_Exercise_.
Please copy the data shown below, word for word.

::: Given data :::

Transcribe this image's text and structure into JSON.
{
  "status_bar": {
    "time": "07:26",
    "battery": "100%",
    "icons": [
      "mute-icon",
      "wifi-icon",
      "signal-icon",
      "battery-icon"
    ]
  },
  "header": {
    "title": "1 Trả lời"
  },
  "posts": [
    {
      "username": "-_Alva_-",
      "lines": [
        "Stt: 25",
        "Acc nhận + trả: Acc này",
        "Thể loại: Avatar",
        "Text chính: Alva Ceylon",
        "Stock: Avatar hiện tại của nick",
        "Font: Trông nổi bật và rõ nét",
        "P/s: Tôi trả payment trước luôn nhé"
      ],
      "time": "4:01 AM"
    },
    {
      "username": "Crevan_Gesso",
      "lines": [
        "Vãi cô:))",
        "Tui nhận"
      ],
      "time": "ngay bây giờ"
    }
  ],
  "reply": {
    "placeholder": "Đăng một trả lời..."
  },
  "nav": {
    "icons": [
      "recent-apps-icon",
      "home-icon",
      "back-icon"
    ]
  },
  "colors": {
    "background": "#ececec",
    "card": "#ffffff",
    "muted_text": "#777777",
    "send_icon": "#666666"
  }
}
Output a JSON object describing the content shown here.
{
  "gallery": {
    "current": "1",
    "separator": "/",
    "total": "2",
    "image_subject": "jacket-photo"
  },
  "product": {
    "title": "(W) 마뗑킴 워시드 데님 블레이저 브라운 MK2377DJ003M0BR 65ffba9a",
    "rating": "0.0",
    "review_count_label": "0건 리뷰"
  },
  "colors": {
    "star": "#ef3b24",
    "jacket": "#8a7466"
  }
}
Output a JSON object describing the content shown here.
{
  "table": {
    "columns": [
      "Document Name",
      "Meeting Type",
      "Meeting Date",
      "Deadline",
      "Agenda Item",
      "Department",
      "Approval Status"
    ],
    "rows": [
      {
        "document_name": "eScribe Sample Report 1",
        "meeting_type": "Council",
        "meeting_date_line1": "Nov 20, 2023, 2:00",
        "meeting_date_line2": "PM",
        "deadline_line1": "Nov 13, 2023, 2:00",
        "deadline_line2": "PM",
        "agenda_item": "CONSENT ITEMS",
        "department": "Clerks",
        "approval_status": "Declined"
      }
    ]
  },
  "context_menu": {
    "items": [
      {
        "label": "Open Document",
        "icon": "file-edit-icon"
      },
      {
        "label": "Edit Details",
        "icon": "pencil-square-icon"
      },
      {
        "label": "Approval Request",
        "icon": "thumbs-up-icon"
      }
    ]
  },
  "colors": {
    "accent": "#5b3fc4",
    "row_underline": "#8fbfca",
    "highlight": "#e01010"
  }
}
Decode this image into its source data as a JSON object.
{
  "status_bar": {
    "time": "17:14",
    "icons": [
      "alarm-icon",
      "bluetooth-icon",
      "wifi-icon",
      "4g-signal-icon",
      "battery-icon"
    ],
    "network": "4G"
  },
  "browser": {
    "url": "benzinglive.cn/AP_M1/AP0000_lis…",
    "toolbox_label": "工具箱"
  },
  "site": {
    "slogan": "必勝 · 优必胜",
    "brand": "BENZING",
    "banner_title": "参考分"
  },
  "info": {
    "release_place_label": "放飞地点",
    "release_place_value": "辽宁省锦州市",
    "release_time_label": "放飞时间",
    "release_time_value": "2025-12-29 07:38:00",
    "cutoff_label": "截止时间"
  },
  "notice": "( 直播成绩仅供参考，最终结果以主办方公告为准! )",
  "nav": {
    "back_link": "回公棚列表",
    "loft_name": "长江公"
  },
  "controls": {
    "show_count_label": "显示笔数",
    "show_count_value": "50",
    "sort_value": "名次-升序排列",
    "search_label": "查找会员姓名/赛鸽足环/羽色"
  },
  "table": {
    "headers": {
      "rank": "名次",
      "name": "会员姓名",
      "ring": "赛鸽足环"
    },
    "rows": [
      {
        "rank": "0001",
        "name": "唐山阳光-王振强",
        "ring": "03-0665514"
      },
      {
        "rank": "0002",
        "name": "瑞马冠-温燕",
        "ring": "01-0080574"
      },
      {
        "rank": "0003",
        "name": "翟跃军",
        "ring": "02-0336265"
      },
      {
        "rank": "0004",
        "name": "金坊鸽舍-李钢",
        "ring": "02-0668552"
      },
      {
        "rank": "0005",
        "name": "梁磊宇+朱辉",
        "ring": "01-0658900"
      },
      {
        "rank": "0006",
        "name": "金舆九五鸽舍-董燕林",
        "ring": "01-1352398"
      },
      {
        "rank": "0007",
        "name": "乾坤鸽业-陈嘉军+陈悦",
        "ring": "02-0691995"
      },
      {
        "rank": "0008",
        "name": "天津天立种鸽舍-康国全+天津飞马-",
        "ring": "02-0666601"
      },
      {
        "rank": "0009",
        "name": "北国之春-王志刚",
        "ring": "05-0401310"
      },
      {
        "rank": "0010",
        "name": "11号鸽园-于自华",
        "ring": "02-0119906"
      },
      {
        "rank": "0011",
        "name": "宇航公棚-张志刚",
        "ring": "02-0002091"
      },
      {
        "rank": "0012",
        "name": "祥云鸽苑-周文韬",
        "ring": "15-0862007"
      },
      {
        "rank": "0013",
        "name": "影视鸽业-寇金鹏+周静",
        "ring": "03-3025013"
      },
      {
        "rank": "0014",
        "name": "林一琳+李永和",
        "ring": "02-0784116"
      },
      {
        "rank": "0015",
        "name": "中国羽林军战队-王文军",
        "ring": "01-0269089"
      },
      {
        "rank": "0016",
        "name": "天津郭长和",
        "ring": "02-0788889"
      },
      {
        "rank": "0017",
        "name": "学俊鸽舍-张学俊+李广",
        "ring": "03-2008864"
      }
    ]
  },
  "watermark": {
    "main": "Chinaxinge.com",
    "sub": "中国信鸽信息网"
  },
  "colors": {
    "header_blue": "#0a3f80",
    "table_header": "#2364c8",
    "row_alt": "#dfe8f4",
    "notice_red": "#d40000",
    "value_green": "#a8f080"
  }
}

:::

_Solved problem_.
Transcribe this image's text and structure into JSON.
{
  "status_bar": {
    "time": "07:26",
    "battery": "100%",
    "icons": [
      "mute-icon",
      "wifi-icon",
      "signal-icon",
      "battery-icon"
    ]
  },
  "header": {
    "title": "1 Trả lời"
  },
  "posts": [
    {
      "username": "-_Alva_-",
      "lines": [
        "Stt: 25",
        "Acc nhận + trả: Acc này",
        "Thể loại: Avatar",
        "Text chính: Alva Ceylon",
        "Stock: Avatar hiện tại của nick",
        "Font: Trông nổi bật và rõ nét",
        "P/s: Tôi trả payment trước luôn nhé"
      ],
      "time": "4:01 AM"
    },
    {
      "username": "Crevan_Gesso",
      "lines": [
        "Vãi cô:))",
        "Tui nhận"
      ],
      "time": "ngay bây giờ"
    }
  ],
  "reply": {
    "placeholder": "Đăng một trả lời..."
  },
  "nav": {
    "icons": [
      "recent-apps-icon",
      "home-icon",
      "back-icon"
    ]
  },
  "colors": {
    "background": "#ececec",
    "card": "#ffffff",
    "muted_text": "#777777",
    "send_icon": "#666666"
  }
}
Output a JSON object describing the content shown here.
{
  "gallery": {
    "current": "1",
    "separator": "/",
    "total": "2",
    "image_subject": "jacket-photo"
  },
  "product": {
    "title": "(W) 마뗑킴 워시드 데님 블레이저 브라운 MK2377DJ003M0BR 65ffba9a",
    "rating": "0.0",
    "review_count_label": "0건 리뷰"
  },
  "colors": {
    "star": "#ef3b24",
    "jacket": "#8a7466"
  }
}
Output a JSON object describing the content shown here.
{
  "table": {
    "columns": [
      "Document Name",
      "Meeting Type",
      "Meeting Date",
      "Deadline",
      "Agenda Item",
      "Department",
      "Approval Status"
    ],
    "rows": [
      {
        "document_name": "eScribe Sample Report 1",
        "meeting_type": "Council",
        "meeting_date_line1": "Nov 20, 2023, 2:00",
        "meeting_date_line2": "PM",
        "deadline_line1": "Nov 13, 2023, 2:00",
        "deadline_line2": "PM",
        "agenda_item": "CONSENT ITEMS",
        "department": "Clerks",
        "approval_status": "Declined"
      }
    ]
  },
  "context_menu": {
    "items": [
      {
        "label": "Open Document",
        "icon": "file-edit-icon"
      },
      {
        "label": "Edit Details",
        "icon": "pencil-square-icon"
      },
      {
        "label": "Approval Request",
        "icon": "thumbs-up-icon"
      }
    ]
  },
  "colors": {
    "accent": "#5b3fc4",
    "row_underline": "#8fbfca",
    "highlight": "#e01010"
  }
}
Decode this image into its source data as a JSON object.
{
  "status_bar": {
    "time": "17:14",
    "icons": [
      "alarm-icon",
      "bluetooth-icon",
      "wifi-icon",
      "4g-signal-icon",
      "battery-icon"
    ],
    "network": "4G"
  },
  "browser": {
    "url": "benzinglive.cn/AP_M1/AP0000_lis…",
    "toolbox_label": "工具箱"
  },
  "site": {
    "slogan": "必勝 · 优必胜",
    "brand": "BENZING",
    "banner_title": "参考分"
  },
  "info": {
    "release_place_label": "放飞地点",
    "release_place_value": "辽宁省锦州市",
    "release_time_label": "放飞时间",
    "release_time_value": "2025-12-29 07:38:00",
    "cutoff_label": "截止时间"
  },
  "notice": "( 直播成绩仅供参考，最终结果以主办方公告为准! )",
  "nav": {
    "back_link": "回公棚列表",
    "loft_name": "长江公"
  },
  "controls": {
    "show_count_label": "显示笔数",
    "show_count_value": "50",
    "sort_value": "名次-升序排列",
    "search_label": "查找会员姓名/赛鸽足环/羽色"
  },
  "table": {
    "headers": {
      "rank": "名次",
      "name": "会员姓名",
      "ring": "赛鸽足环"
    },
    "rows": [
      {
        "rank": "0001",
        "name": "唐山阳光-王振强",
        "ring": "03-0665514"
      },
      {
        "rank": "0002",
        "name": "瑞马冠-温燕",
        "ring": "01-0080574"
      },
      {
        "rank": "0003",
        "name": "翟跃军",
        "ring": "02-0336265"
      },
      {
        "rank": "0004",
        "name": "金坊鸽舍-李钢",
        "ring": "02-0668552"
      },
      {
        "rank": "0005",
        "name": "梁磊宇+朱辉",
        "ring": "01-0658900"
      },
      {
        "rank": "0006",
        "name": "金舆九五鸽舍-董燕林",
        "ring": "01-1352398"
      },
      {
        "rank": "0007",
        "name": "乾坤鸽业-陈嘉军+陈悦",
        "ring": "02-0691995"
      },
      {
        "rank": "0008",
        "name": "天津天立种鸽舍-康国全+天津飞马-",
        "ring": "02-0666601"
      },
      {
        "rank": "0009",
        "name": "北国之春-王志刚",
        "ring": "05-0401310"
      },
      {
        "rank": "0010",
        "name": "11号鸽园-于自华",
        "ring": "02-0119906"
      },
      {
        "rank": "0011",
        "name": "宇航公棚-张志刚",
        "ring": "02-0002091"
      },
      {
        "rank": "0012",
        "name": "祥云鸽苑-周文韬",
        "ring": "15-0862007"
      },
      {
        "rank": "0013",
        "name": "影视鸽业-寇金鹏+周静",
        "ring": "03-3025013"
      },
      {
        "rank": "0014",
        "name": "林一琳+李永和",
        "ring": "02-0784116"
      },
      {
        "rank": "0015",
        "name": "中国羽林军战队-王文军",
        "ring": "01-0269089"
      },
      {
        "rank": "0016",
        "name": "天津郭长和",
        "ring": "02-0788889"
      },
      {
        "rank": "0017",
        "name": "学俊鸽舍-张学俊+李广",
        "ring": "03-2008864"
      }
    ]
  },
  "watermark": {
    "main": "Chinaxinge.com",
    "sub": "中国信鸽信息网"
  },
  "colors": {
    "header_blue": "#0a3f80",
    "table_header": "#2364c8",
    "row_alt": "#dfe8f4",
    "notice_red": "#d40000",
    "value_green": "#a8f080"
  }
}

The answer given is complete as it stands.